▶ INSTRUCTIONS FOR THE TASK
Type out each record word for word. Pictures stay out.

[Data records]
===============

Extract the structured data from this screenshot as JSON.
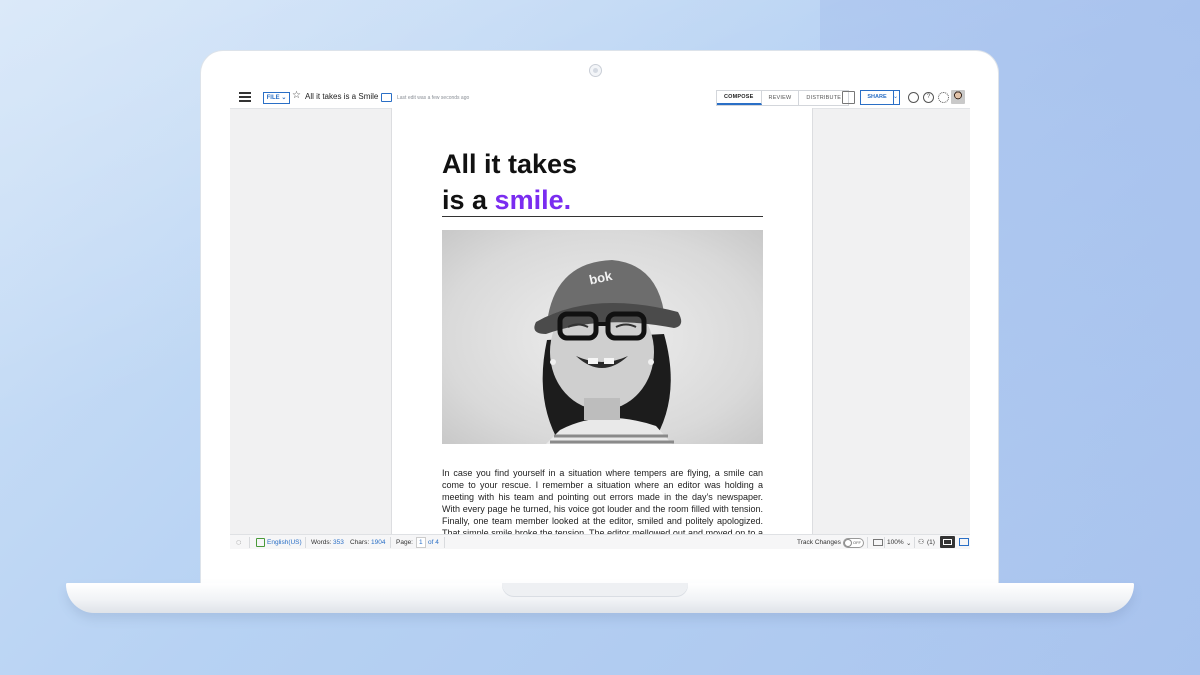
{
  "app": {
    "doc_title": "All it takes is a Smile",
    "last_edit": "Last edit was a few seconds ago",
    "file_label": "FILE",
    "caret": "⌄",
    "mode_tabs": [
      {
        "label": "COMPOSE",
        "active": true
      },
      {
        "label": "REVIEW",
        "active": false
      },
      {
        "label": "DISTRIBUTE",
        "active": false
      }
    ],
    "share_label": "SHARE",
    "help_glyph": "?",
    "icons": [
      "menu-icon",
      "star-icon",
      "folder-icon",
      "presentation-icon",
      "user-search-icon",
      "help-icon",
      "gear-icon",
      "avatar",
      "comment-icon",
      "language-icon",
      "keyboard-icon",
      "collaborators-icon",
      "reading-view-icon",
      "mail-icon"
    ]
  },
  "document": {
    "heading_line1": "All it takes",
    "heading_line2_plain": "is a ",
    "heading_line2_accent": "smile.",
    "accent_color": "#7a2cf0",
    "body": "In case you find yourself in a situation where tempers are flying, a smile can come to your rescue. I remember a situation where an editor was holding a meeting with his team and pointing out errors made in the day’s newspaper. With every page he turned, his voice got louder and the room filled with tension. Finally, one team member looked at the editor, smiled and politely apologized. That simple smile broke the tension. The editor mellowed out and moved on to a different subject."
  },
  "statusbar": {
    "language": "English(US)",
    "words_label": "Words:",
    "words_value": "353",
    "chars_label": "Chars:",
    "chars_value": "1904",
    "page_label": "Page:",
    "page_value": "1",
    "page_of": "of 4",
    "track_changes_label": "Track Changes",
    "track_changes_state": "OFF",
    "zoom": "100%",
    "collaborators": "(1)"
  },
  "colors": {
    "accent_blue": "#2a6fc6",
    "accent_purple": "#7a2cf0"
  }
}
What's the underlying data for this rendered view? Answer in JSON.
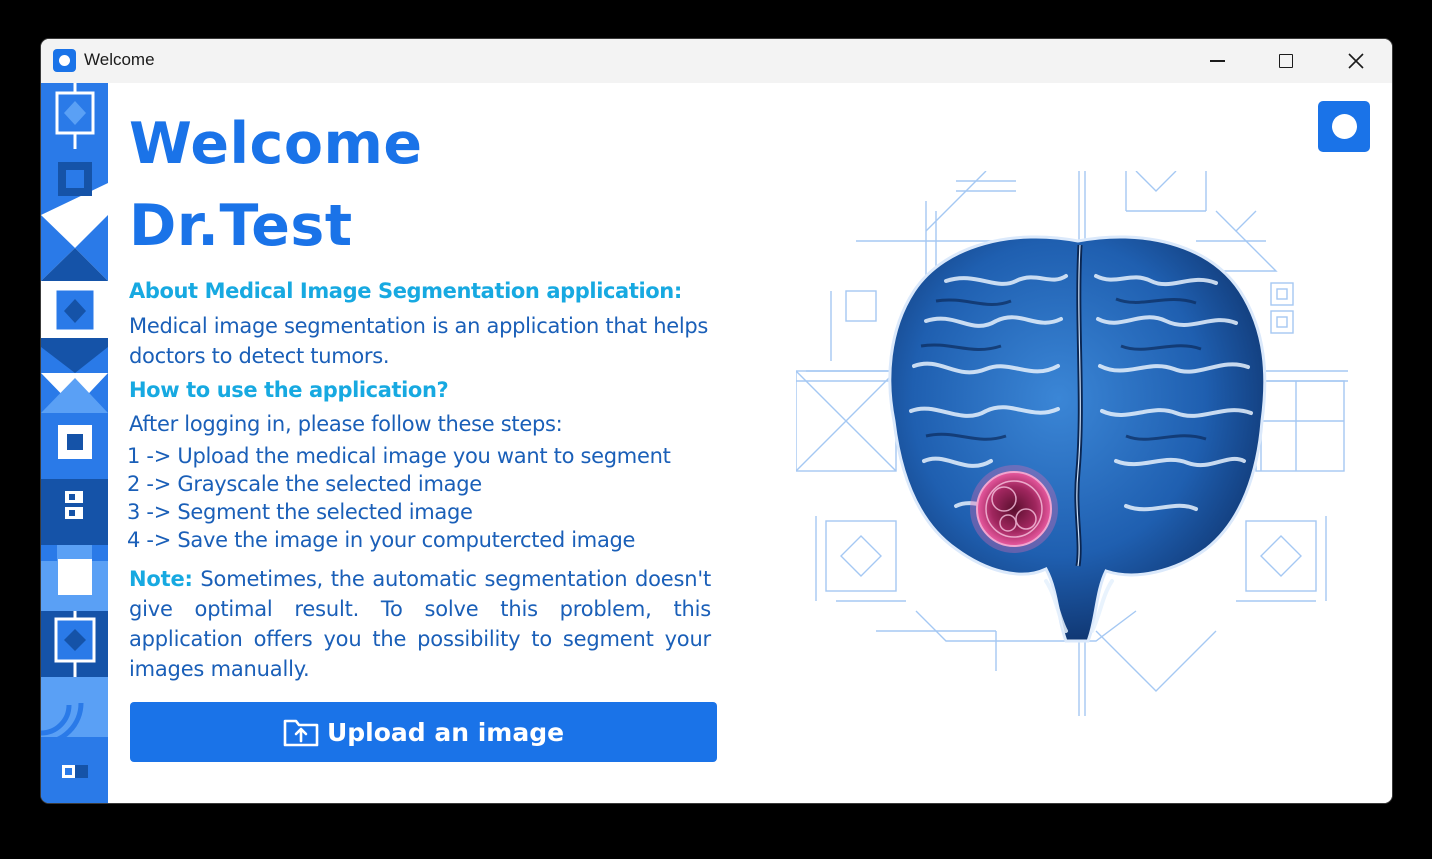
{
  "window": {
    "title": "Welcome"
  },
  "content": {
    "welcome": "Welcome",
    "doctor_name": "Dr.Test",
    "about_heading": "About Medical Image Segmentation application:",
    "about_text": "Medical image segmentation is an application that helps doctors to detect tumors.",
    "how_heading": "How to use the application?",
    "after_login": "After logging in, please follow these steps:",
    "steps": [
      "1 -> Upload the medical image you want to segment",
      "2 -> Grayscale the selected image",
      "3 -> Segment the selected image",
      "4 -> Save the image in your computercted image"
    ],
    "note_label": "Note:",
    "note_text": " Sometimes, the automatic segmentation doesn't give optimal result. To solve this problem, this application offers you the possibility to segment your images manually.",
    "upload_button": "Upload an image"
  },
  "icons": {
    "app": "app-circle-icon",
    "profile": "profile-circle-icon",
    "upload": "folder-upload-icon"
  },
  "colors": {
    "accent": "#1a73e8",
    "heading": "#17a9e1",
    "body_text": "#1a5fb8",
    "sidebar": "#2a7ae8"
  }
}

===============

▶ TASK SOLUTION
Extract the structured data from this screenshot as JSON.
{
  "app": {
    "doc_title": "All it takes is a Smile",
    "last_edit": "Last edit was a few seconds ago",
    "file_label": "FILE",
    "caret": "⌄",
    "mode_tabs": [
      {
        "label": "COMPOSE",
        "active": true
      },
      {
        "label": "REVIEW",
        "active": false
      },
      {
        "label": "DISTRIBUTE",
        "active": false
      }
    ],
    "share_label": "SHARE",
    "help_glyph": "?",
    "icons": [
      "menu-icon",
      "star-icon",
      "folder-icon",
      "presentation-icon",
      "user-search-icon",
      "help-icon",
      "gear-icon",
      "avatar",
      "comment-icon",
      "language-icon",
      "keyboard-icon",
      "collaborators-icon",
      "reading-view-icon",
      "mail-icon"
    ]
  },
  "document": {
    "heading_line1": "All it takes",
    "heading_line2_plain": "is a ",
    "heading_line2_accent": "smile.",
    "accent_color": "#7a2cf0",
    "body": "In case you find yourself in a situation where tempers are flying, a smile can come to your rescue. I remember a situation where an editor was holding a meeting with his team and pointing out errors made in the day’s newspaper. With every page he turned, his voice got louder and the room filled with tension. Finally, one team member looked at the editor, smiled and politely apologized. That simple smile broke the tension. The editor mellowed out and moved on to a different subject."
  },
  "statusbar": {
    "language": "English(US)",
    "words_label": "Words:",
    "words_value": "353",
    "chars_label": "Chars:",
    "chars_value": "1904",
    "page_label": "Page:",
    "page_value": "1",
    "page_of": "of 4",
    "track_changes_label": "Track Changes",
    "track_changes_state": "OFF",
    "zoom": "100%",
    "collaborators": "(1)"
  },
  "colors": {
    "accent_blue": "#2a6fc6",
    "accent_purple": "#7a2cf0"
  }
}
What's the underlying data for this rendered view? Answer in JSON.
{
  "window": {
    "title": "Welcome"
  },
  "content": {
    "welcome": "Welcome",
    "doctor_name": "Dr.Test",
    "about_heading": "About Medical Image Segmentation application:",
    "about_text": "Medical image segmentation is an application that helps doctors to detect tumors.",
    "how_heading": "How to use the application?",
    "after_login": "After logging in, please follow these steps:",
    "steps": [
      "1 -> Upload the medical image you want to segment",
      "2 -> Grayscale the selected image",
      "3 -> Segment the selected image",
      "4 -> Save the image in your computercted image"
    ],
    "note_label": "Note:",
    "note_text": " Sometimes, the automatic segmentation doesn't give optimal result. To solve this problem, this application offers you the possibility to segment your images manually.",
    "upload_button": "Upload an image"
  },
  "icons": {
    "app": "app-circle-icon",
    "profile": "profile-circle-icon",
    "upload": "folder-upload-icon"
  },
  "colors": {
    "accent": "#1a73e8",
    "heading": "#17a9e1",
    "body_text": "#1a5fb8",
    "sidebar": "#2a7ae8"
  }
}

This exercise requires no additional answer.